» **Problem to solve**: The answer must be an exact copy of every record.

Records drawn from a dataset
********

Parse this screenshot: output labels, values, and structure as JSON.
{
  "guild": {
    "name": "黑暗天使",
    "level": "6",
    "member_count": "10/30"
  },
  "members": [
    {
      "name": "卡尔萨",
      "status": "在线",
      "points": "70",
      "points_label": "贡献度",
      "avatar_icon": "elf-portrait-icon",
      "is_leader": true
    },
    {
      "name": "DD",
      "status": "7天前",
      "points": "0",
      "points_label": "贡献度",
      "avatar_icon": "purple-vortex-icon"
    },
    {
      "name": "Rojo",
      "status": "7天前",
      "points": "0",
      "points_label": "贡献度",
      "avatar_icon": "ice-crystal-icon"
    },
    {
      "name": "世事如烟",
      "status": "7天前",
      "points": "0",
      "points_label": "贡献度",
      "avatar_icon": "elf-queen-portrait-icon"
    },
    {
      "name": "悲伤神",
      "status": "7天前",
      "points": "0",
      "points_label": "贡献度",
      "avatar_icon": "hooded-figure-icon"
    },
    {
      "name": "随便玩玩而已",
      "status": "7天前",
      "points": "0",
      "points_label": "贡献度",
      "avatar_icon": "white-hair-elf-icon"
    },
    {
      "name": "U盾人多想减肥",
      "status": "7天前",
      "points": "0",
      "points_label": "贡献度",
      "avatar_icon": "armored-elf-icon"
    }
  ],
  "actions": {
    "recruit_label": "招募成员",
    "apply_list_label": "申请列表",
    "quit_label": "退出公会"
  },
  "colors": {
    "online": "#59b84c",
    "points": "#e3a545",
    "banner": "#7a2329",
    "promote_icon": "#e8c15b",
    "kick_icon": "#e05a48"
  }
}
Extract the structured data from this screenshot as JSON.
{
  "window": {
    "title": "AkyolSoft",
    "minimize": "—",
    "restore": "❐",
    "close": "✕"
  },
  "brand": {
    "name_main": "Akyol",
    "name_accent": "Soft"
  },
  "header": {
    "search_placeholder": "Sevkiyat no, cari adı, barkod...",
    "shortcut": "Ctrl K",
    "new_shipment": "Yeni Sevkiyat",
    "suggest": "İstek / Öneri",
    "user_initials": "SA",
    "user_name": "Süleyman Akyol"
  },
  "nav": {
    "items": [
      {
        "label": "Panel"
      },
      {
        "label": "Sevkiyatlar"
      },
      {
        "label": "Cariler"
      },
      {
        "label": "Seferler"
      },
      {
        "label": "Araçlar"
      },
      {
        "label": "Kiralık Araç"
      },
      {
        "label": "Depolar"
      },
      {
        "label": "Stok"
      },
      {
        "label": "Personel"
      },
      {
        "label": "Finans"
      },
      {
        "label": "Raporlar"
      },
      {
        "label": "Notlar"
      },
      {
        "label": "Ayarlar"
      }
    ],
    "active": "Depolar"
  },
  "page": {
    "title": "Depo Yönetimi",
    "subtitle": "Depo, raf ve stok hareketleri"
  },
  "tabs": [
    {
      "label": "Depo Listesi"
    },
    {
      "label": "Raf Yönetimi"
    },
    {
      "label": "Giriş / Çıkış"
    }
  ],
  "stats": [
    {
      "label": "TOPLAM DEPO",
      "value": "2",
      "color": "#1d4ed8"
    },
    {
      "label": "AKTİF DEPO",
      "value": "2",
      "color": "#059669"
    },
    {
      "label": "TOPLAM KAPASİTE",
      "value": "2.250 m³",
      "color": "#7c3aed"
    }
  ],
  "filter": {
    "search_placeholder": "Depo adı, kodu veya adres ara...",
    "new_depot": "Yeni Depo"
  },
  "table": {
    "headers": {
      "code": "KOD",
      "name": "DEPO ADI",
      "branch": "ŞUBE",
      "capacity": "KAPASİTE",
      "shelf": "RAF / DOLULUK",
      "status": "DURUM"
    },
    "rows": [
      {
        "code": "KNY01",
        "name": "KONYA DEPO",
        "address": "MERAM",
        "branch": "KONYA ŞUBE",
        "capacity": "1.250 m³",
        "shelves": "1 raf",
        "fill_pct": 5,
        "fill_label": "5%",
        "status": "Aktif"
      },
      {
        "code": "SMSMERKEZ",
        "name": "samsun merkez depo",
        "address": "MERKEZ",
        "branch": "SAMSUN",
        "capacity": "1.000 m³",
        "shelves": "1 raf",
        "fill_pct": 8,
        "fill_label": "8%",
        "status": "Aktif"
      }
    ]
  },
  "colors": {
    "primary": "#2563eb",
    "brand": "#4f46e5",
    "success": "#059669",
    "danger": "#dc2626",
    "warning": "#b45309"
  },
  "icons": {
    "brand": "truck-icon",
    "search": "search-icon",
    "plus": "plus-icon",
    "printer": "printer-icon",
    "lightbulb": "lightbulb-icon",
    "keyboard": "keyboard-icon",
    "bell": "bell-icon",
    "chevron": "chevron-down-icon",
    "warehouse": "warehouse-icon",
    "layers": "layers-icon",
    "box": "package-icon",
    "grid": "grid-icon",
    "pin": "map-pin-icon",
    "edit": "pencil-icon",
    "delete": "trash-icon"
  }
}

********

» **Solution for this problem**:
Parse this screenshot: output labels, values, and structure as JSON.
{
  "guild": {
    "name": "黑暗天使",
    "level": "6",
    "member_count": "10/30"
  },
  "members": [
    {
      "name": "卡尔萨",
      "status": "在线",
      "points": "70",
      "points_label": "贡献度",
      "avatar_icon": "elf-portrait-icon",
      "is_leader": true
    },
    {
      "name": "DD",
      "status": "7天前",
      "points": "0",
      "points_label": "贡献度",
      "avatar_icon": "purple-vortex-icon"
    },
    {
      "name": "Rojo",
      "status": "7天前",
      "points": "0",
      "points_label": "贡献度",
      "avatar_icon": "ice-crystal-icon"
    },
    {
      "name": "世事如烟",
      "status": "7天前",
      "points": "0",
      "points_label": "贡献度",
      "avatar_icon": "elf-queen-portrait-icon"
    },
    {
      "name": "悲伤神",
      "status": "7天前",
      "points": "0",
      "points_label": "贡献度",
      "avatar_icon": "hooded-figure-icon"
    },
    {
      "name": "随便玩玩而已",
      "status": "7天前",
      "points": "0",
      "points_label": "贡献度",
      "avatar_icon": "white-hair-elf-icon"
    },
    {
      "name": "U盾人多想减肥",
      "status": "7天前",
      "points": "0",
      "points_label": "贡献度",
      "avatar_icon": "armored-elf-icon"
    }
  ],
  "actions": {
    "recruit_label": "招募成员",
    "apply_list_label": "申请列表",
    "quit_label": "退出公会"
  },
  "colors": {
    "online": "#59b84c",
    "points": "#e3a545",
    "banner": "#7a2329",
    "promote_icon": "#e8c15b",
    "kick_icon": "#e05a48"
  }
}
Extract the structured data from this screenshot as JSON.
{
  "window": {
    "title": "AkyolSoft",
    "minimize": "—",
    "restore": "❐",
    "close": "✕"
  },
  "brand": {
    "name_main": "Akyol",
    "name_accent": "Soft"
  },
  "header": {
    "search_placeholder": "Sevkiyat no, cari adı, barkod...",
    "shortcut": "Ctrl K",
    "new_shipment": "Yeni Sevkiyat",
    "suggest": "İstek / Öneri",
    "user_initials": "SA",
    "user_name": "Süleyman Akyol"
  },
  "nav": {
    "items": [
      {
        "label": "Panel"
      },
      {
        "label": "Sevkiyatlar"
      },
      {
        "label": "Cariler"
      },
      {
        "label": "Seferler"
      },
      {
        "label": "Araçlar"
      },
      {
        "label": "Kiralık Araç"
      },
      {
        "label": "Depolar"
      },
      {
        "label": "Stok"
      },
      {
        "label": "Personel"
      },
      {
        "label": "Finans"
      },
      {
        "label": "Raporlar"
      },
      {
        "label": "Notlar"
      },
      {
        "label": "Ayarlar"
      }
    ],
    "active": "Depolar"
  },
  "page": {
    "title": "Depo Yönetimi",
    "subtitle": "Depo, raf ve stok hareketleri"
  },
  "tabs": [
    {
      "label": "Depo Listesi"
    },
    {
      "label": "Raf Yönetimi"
    },
    {
      "label": "Giriş / Çıkış"
    }
  ],
  "stats": [
    {
      "label": "TOPLAM DEPO",
      "value": "2",
      "color": "#1d4ed8"
    },
    {
      "label": "AKTİF DEPO",
      "value": "2",
      "color": "#059669"
    },
    {
      "label": "TOPLAM KAPASİTE",
      "value": "2.250 m³",
      "color": "#7c3aed"
    }
  ],
  "filter": {
    "search_placeholder": "Depo adı, kodu veya adres ara...",
    "new_depot": "Yeni Depo"
  },
  "table": {
    "headers": {
      "code": "KOD",
      "name": "DEPO ADI",
      "branch": "ŞUBE",
      "capacity": "KAPASİTE",
      "shelf": "RAF / DOLULUK",
      "status": "DURUM"
    },
    "rows": [
      {
        "code": "KNY01",
        "name": "KONYA DEPO",
        "address": "MERAM",
        "branch": "KONYA ŞUBE",
        "capacity": "1.250 m³",
        "shelves": "1 raf",
        "fill_pct": 5,
        "fill_label": "5%",
        "status": "Aktif"
      },
      {
        "code": "SMSMERKEZ",
        "name": "samsun merkez depo",
        "address": "MERKEZ",
        "branch": "SAMSUN",
        "capacity": "1.000 m³",
        "shelves": "1 raf",
        "fill_pct": 8,
        "fill_label": "8%",
        "status": "Aktif"
      }
    ]
  },
  "colors": {
    "primary": "#2563eb",
    "brand": "#4f46e5",
    "success": "#059669",
    "danger": "#dc2626",
    "warning": "#b45309"
  },
  "icons": {
    "brand": "truck-icon",
    "search": "search-icon",
    "plus": "plus-icon",
    "printer": "printer-icon",
    "lightbulb": "lightbulb-icon",
    "keyboard": "keyboard-icon",
    "bell": "bell-icon",
    "chevron": "chevron-down-icon",
    "warehouse": "warehouse-icon",
    "layers": "layers-icon",
    "box": "package-icon",
    "grid": "grid-icon",
    "pin": "map-pin-icon",
    "edit": "pencil-icon",
    "delete": "trash-icon"
  }
}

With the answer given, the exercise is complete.